▸ Exercise details: From the entries, return every line where the string "aggregate" shows up.

Website and app data records:
* * *

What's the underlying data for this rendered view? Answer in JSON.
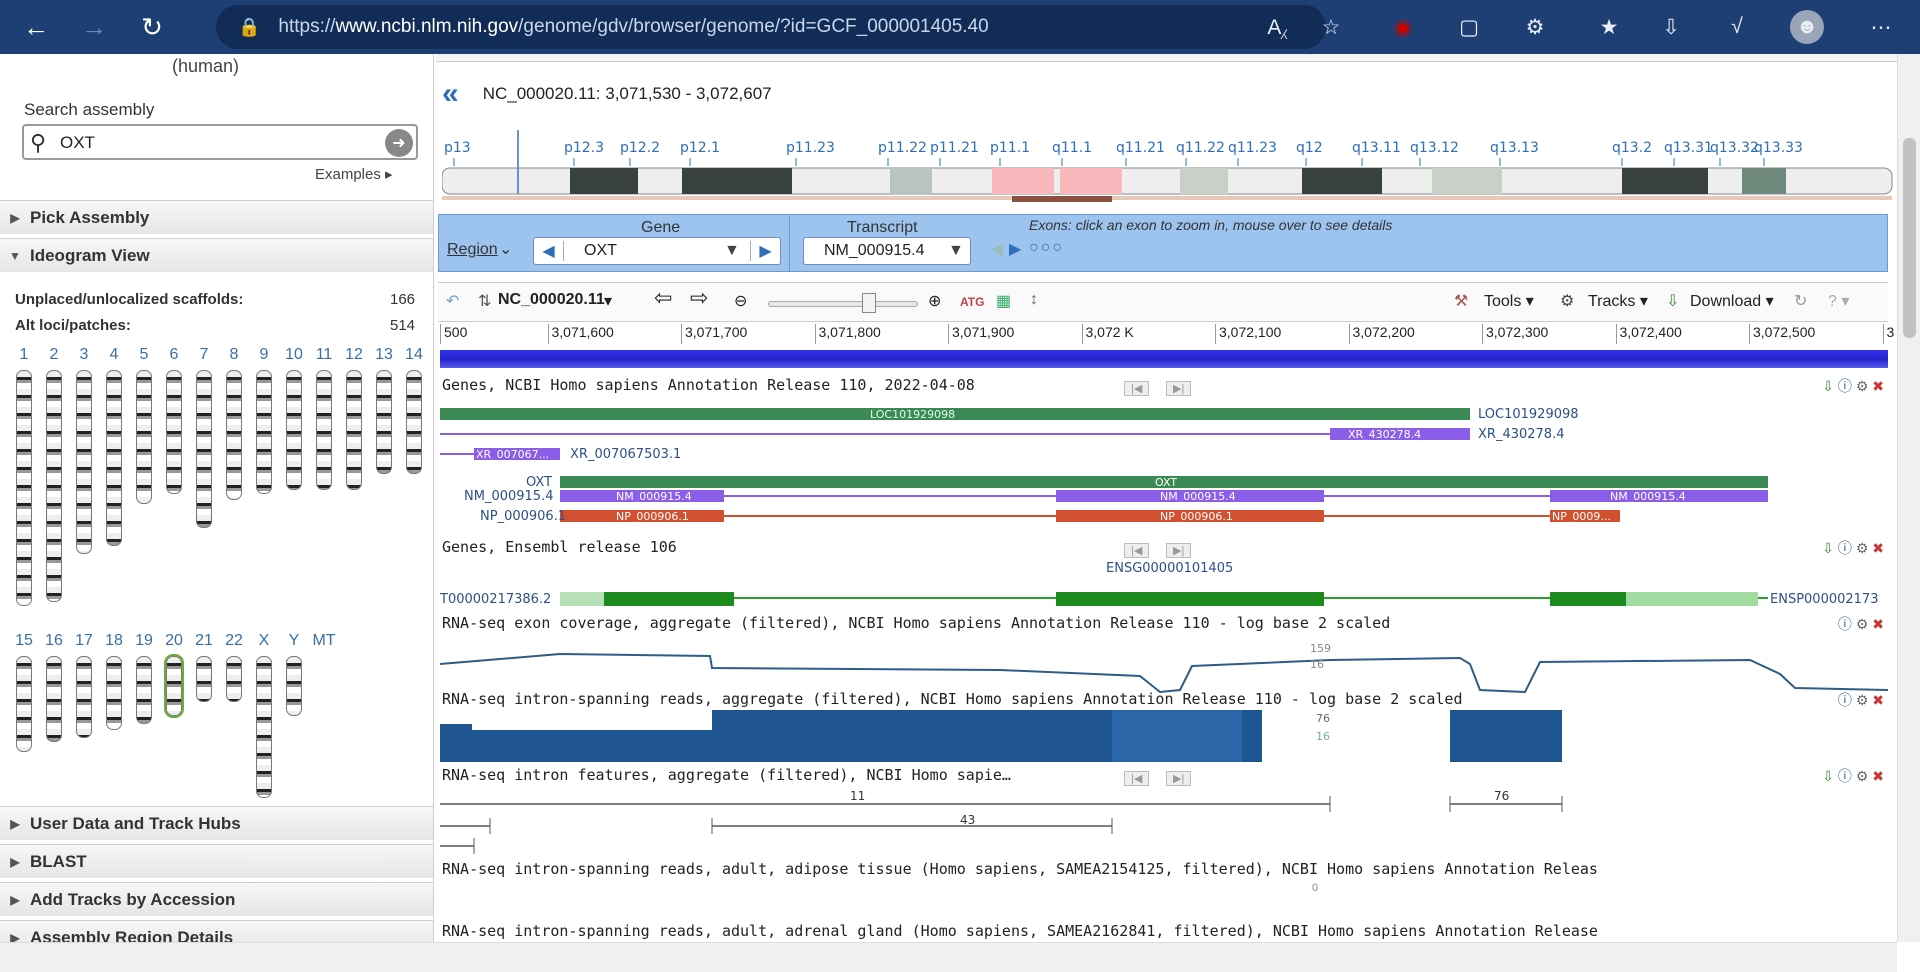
{
  "browser": {
    "url_prefix": "https://",
    "url_host": "www.ncbi.nlm.nih.gov",
    "url_path": "/genome/gdv/browser/genome/?id=GCF_000001405.40"
  },
  "left": {
    "species": "(human)",
    "search_label": "Search assembly",
    "search_value": "OXT",
    "examples_label": "Examples",
    "pick_assembly": "Pick Assembly",
    "ideogram_view": "Ideogram View",
    "unplaced_label": "Unplaced/unlocalized scaffolds:",
    "unplaced_value": "166",
    "altloci_label": "Alt loci/patches:",
    "altloci_value": "514",
    "chromosomes_row1": [
      "1",
      "2",
      "3",
      "4",
      "5",
      "6",
      "7",
      "8",
      "9",
      "10",
      "11",
      "12",
      "13",
      "14"
    ],
    "chromosomes_row2": [
      "15",
      "16",
      "17",
      "18",
      "19",
      "20",
      "21",
      "22",
      "X",
      "Y",
      "MT"
    ],
    "user_data": "User Data and Track Hubs",
    "blast": "BLAST",
    "add_tracks": "Add Tracks by Accession",
    "assembly_region": "Assembly Region Details"
  },
  "viewer": {
    "seq_location": "NC_000020.11:  3,071,530 - 3,072,607",
    "bands": [
      "p13",
      "p12.3",
      "p12.2",
      "p12.1",
      "p11.23",
      "p11.22",
      "p11.21",
      "p11.1",
      "q11.1",
      "q11.21",
      "q11.22",
      "q11.23",
      "q12",
      "q13.11",
      "q13.12",
      "q13.13",
      "q13.2",
      "q13.31",
      "q13.32",
      "q13.33"
    ],
    "region_label": "Region",
    "gene_label": "Gene",
    "gene_value": "OXT",
    "transcript_label": "Transcript",
    "transcript_value": "NM_000915.4",
    "exons_hint": "Exons: click an exon to zoom in, mouse over to see details",
    "seq_name": "NC_000020.11",
    "tools": "Tools",
    "tracks": "Tracks",
    "download": "Download",
    "ruler": [
      "500",
      "3,071,600",
      "3,071,700",
      "3,071,800",
      "3,071,900",
      "3,072 K",
      "3,072,100",
      "3,072,200",
      "3,072,300",
      "3,072,400",
      "3,072,500",
      "3"
    ],
    "track_titles": [
      "Genes, NCBI Homo sapiens Annotation Release 110, 2022-04-08",
      "Genes, Ensembl release 106",
      "RNA-seq exon coverage, aggregate (filtered), NCBI Homo sapiens Annotation Release 110 - log base 2 scaled",
      "RNA-seq intron-spanning reads, aggregate (filtered), NCBI Homo sapiens Annotation Release 110 - log base 2 scaled",
      "RNA-seq intron features, aggregate (filtered), NCBI Homo sapie…",
      "RNA-seq intron-spanning reads, adult, adipose tissue (Homo sapiens, SAMEA2154125, filtered), NCBI Homo sapiens Annotation Releas",
      "RNA-seq intron-spanning reads, adult, adrenal gland (Homo sapiens, SAMEA2162841, filtered), NCBI Homo sapiens Annotation Release"
    ],
    "feature_labels": {
      "loc": "LOC101929098",
      "xr1": "XR_430278.4",
      "xr2": "XR_007067...",
      "xr2_full": "XR_007067503.1",
      "oxt": "OXT",
      "nm": "NM_000915.4",
      "np": "NP_000906.1",
      "np_trunc": "NP_0009...",
      "ens_gene": "ENSG00000101405",
      "ens_tx": "T00000217386.2",
      "ens_prot": "ENSP000002173",
      "cov_max": "159",
      "cov_min": "16",
      "junc_max": "76",
      "junc_min": "16",
      "junc_a": "11",
      "junc_b": "43",
      "junc_c": "76",
      "zero": "0"
    }
  }
}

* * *

▸ Reply:
      "RNA-seq exon coverage, aggregate (filtered), NCBI Homo sapiens Annotation Release 110 - log base 2 scaled",
      "RNA-seq intron-spanning reads, aggregate (filtered), NCBI Homo sapiens Annotation Release 110 - log base 2 scaled",
      "RNA-seq intron features, aggregate (filtered), NCBI Homo sapie…",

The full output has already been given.